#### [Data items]

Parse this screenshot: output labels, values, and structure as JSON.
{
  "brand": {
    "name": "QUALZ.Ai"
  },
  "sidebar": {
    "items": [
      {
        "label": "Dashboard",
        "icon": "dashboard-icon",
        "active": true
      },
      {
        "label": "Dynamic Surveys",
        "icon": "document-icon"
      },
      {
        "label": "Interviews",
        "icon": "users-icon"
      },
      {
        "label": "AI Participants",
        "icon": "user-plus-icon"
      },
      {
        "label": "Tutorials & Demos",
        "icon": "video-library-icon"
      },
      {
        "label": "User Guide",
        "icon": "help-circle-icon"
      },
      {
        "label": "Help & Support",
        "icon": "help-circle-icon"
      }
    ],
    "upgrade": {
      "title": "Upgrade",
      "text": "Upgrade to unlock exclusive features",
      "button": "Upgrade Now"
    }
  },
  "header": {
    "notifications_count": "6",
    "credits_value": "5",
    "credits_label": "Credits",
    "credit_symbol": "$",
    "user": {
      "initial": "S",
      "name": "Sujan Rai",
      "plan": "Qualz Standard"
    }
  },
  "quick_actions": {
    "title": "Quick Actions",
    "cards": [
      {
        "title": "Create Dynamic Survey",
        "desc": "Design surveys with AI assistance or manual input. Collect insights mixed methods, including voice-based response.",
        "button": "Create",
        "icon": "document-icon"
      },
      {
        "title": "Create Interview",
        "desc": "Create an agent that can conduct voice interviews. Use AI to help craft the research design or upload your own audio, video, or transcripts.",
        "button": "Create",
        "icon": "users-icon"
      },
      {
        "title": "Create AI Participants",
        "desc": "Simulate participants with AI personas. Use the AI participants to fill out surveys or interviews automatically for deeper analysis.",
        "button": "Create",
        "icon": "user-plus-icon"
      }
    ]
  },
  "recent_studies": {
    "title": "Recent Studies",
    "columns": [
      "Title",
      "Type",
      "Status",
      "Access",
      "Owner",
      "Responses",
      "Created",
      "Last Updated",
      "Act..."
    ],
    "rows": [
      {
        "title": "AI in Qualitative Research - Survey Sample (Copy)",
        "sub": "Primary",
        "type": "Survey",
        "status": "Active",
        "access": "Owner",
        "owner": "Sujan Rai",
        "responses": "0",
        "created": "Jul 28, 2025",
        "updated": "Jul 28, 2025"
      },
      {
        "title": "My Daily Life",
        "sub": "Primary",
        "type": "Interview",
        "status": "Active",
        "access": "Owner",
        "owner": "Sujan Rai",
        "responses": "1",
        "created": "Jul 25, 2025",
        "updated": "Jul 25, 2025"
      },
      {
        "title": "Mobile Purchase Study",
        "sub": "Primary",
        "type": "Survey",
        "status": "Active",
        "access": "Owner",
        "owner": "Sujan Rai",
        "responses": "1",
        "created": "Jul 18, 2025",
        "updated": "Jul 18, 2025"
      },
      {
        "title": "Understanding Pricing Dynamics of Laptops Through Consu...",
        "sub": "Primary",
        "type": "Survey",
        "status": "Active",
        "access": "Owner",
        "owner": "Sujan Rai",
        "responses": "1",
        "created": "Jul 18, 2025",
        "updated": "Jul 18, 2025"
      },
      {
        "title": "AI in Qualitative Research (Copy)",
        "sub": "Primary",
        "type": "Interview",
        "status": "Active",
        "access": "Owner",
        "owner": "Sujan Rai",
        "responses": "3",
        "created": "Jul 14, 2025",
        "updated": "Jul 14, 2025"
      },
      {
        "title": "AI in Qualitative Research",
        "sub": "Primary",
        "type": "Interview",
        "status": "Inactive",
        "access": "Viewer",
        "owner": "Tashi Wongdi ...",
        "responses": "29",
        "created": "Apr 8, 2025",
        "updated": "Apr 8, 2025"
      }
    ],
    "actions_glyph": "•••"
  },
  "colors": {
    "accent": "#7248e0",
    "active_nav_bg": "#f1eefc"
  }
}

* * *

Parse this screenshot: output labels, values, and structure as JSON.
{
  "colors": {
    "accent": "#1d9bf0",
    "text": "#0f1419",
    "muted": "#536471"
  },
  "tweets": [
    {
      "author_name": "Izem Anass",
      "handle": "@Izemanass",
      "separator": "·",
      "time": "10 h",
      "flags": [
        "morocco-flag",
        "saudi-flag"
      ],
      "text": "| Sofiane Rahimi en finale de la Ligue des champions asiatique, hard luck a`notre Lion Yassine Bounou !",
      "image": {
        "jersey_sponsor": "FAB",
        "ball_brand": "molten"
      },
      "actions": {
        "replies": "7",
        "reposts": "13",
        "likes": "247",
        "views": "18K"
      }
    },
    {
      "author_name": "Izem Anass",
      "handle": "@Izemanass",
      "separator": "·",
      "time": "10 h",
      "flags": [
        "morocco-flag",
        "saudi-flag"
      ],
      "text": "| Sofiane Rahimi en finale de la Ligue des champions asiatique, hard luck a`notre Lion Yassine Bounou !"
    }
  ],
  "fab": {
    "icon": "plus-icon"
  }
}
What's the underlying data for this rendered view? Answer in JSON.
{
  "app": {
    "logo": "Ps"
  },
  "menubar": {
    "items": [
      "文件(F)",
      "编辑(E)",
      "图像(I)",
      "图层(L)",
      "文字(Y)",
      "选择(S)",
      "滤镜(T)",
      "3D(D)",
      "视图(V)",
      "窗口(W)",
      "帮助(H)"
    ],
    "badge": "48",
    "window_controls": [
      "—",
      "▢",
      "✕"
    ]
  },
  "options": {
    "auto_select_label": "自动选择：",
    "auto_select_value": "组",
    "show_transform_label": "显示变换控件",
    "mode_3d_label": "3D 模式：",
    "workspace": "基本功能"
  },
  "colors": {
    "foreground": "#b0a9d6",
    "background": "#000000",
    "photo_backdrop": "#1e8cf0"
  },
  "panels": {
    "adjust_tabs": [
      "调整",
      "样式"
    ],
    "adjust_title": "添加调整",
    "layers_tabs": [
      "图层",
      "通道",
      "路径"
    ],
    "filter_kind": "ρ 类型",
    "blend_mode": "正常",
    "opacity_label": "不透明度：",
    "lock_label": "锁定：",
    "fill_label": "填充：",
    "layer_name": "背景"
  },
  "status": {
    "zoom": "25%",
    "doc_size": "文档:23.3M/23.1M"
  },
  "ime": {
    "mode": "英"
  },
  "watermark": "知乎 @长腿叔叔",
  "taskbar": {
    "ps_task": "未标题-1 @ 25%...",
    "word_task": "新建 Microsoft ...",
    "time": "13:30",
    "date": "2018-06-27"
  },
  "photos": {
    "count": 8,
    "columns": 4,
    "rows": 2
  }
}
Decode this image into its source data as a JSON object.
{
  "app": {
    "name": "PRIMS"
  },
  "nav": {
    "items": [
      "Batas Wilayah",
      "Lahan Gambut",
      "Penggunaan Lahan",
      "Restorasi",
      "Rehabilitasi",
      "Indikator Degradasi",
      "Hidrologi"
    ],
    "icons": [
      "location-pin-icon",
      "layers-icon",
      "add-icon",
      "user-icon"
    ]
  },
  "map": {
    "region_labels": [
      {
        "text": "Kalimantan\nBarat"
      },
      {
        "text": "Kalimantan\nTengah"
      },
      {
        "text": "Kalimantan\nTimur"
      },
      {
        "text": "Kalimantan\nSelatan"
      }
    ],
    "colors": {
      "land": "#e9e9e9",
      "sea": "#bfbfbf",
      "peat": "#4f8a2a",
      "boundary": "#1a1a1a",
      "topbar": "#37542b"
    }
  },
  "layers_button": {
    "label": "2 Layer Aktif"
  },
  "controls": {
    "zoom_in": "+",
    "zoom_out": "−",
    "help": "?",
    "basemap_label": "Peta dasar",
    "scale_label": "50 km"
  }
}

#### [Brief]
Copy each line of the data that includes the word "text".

#### [Solution to the exercise]
      "text": "Upgrade to unlock exclusive features",
    "text": "#0f1419",
      "text": "| Sofiane Rahimi en finale de la Ligue des champions asiatique, hard luck a`notre Lion Yassine Bounou !",
      "text": "| Sofiane Rahimi en finale de la Ligue des champions asiatique, hard luck a`notre Lion Yassine Bounou !"
        "text": "Kalimantan\nBarat"
        "text": "Kalimantan\nTengah"
        "text": "Kalimantan\nTimur"
        "text": "Kalimantan\nSelatan"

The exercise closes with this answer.